Initially, I heard about Dropbox through an email from a friend. Dropbox had set up a sharing mechanism that gave the sharer additional storage space, beyond the free 5GB, if the sharer sent an email to one of his or her contacts (friends, family, or colleagues) to try Dropbox. There was a benefit for the sharer, it provided a good lead with an “endorsement” of the product, and Dropbox acquired an additional user, and potential additional growth mechanism, for a small incremental cost in storage. My friend shared the signup link for Dropbox, got himself an additional 5GB in storage, and I found out about the service, which happened to be something I needed as I was starting school that year.
I immediately signed up for the free storage plan, knowing the initial amount should suit my needs for school. I also signed up a secondary free account on the other partition of my computer for non-school use. I quickly found use for the service during school but noticed the free space was inadequate for general personal use, due to the size of my photography collection. I had intended on using Dropbox as a backup solution for my photography hobby but realized I would have to purchase additional space for it. At the time, Dropbox was still very expensive for large storage needs (I would need up to 100GB of storage) so I delayed my decision until later that year when I realized there wasn’t a better offering out there. In total, it took me a few months before I made my first year’s purchase.

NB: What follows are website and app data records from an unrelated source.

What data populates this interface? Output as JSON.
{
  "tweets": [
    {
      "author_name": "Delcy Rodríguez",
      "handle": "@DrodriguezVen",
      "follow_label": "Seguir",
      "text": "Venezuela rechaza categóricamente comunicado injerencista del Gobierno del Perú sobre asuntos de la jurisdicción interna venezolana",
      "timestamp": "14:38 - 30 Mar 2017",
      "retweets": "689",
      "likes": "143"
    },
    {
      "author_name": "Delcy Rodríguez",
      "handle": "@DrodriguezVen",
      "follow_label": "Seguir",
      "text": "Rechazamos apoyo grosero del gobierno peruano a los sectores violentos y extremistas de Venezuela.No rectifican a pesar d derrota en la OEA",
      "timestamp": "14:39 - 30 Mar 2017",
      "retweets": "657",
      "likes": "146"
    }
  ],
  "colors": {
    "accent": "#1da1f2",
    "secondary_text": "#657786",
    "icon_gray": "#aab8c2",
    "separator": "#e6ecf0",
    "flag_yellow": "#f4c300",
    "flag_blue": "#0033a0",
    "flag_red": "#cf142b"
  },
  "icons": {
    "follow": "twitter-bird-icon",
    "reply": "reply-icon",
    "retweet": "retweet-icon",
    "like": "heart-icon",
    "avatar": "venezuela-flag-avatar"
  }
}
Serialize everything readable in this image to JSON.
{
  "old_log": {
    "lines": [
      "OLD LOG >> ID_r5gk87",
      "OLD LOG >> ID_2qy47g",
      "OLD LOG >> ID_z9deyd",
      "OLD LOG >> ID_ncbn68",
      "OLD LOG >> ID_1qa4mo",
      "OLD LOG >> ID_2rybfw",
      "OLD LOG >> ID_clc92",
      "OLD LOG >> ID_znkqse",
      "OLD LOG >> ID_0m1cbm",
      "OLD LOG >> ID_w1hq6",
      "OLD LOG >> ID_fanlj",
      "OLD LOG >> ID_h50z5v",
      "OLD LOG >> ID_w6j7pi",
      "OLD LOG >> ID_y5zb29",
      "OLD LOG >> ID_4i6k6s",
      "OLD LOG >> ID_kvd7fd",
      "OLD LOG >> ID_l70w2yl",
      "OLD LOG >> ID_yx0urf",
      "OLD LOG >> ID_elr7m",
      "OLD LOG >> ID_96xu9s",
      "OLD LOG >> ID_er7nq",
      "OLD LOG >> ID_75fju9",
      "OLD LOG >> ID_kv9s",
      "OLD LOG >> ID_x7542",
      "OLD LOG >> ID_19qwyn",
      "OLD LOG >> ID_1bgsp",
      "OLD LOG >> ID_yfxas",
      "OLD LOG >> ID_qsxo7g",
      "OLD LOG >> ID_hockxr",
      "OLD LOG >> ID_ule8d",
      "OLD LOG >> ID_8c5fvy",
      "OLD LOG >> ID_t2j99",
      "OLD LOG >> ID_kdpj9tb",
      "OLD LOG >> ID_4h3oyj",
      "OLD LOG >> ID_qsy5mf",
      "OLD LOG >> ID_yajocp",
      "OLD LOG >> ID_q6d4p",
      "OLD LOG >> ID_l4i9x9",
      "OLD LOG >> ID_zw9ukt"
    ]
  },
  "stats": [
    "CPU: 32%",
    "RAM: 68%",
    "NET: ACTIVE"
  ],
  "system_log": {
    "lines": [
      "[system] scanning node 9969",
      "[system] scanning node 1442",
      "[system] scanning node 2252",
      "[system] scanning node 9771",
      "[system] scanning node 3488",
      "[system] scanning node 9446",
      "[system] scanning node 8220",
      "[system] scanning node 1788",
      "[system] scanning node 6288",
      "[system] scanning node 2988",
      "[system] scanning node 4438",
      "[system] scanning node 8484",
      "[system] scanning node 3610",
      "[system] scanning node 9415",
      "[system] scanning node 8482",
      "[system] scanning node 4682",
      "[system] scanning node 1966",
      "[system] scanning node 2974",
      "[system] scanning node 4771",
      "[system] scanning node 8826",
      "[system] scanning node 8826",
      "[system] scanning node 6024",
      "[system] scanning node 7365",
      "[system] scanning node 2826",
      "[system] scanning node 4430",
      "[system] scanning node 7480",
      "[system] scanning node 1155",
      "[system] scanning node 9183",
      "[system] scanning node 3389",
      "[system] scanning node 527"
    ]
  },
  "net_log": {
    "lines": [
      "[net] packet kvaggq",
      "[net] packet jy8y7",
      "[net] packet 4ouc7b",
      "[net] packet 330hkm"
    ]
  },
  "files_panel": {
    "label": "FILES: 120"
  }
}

More recently, Coin used a traditional form of social media, Facebook, to advertise and fund their product development with a pre-order mechanism. One of my friends, who I trust for technology recommendations, shared the pre-order link with me on Facebook. I immediately linked to their website, read about the product, and placed a pre-order within 5 minutes of landing on their homepage. Admittedly, this was unusual for me as I typically would have delayed a decision like this. However, I was very excited about the product value proposition and did not want to delay getting it further by putting myself further down the waitlist. Interestingly enough, the product development has taken much longer than initially promised and I am finding myself getting less interested as Apple recently came out with a competing and more compelling solution. Regardless, Coin’s initial marketing and fundraising campaign was highly effective given the strong product value proposition.
– John Downey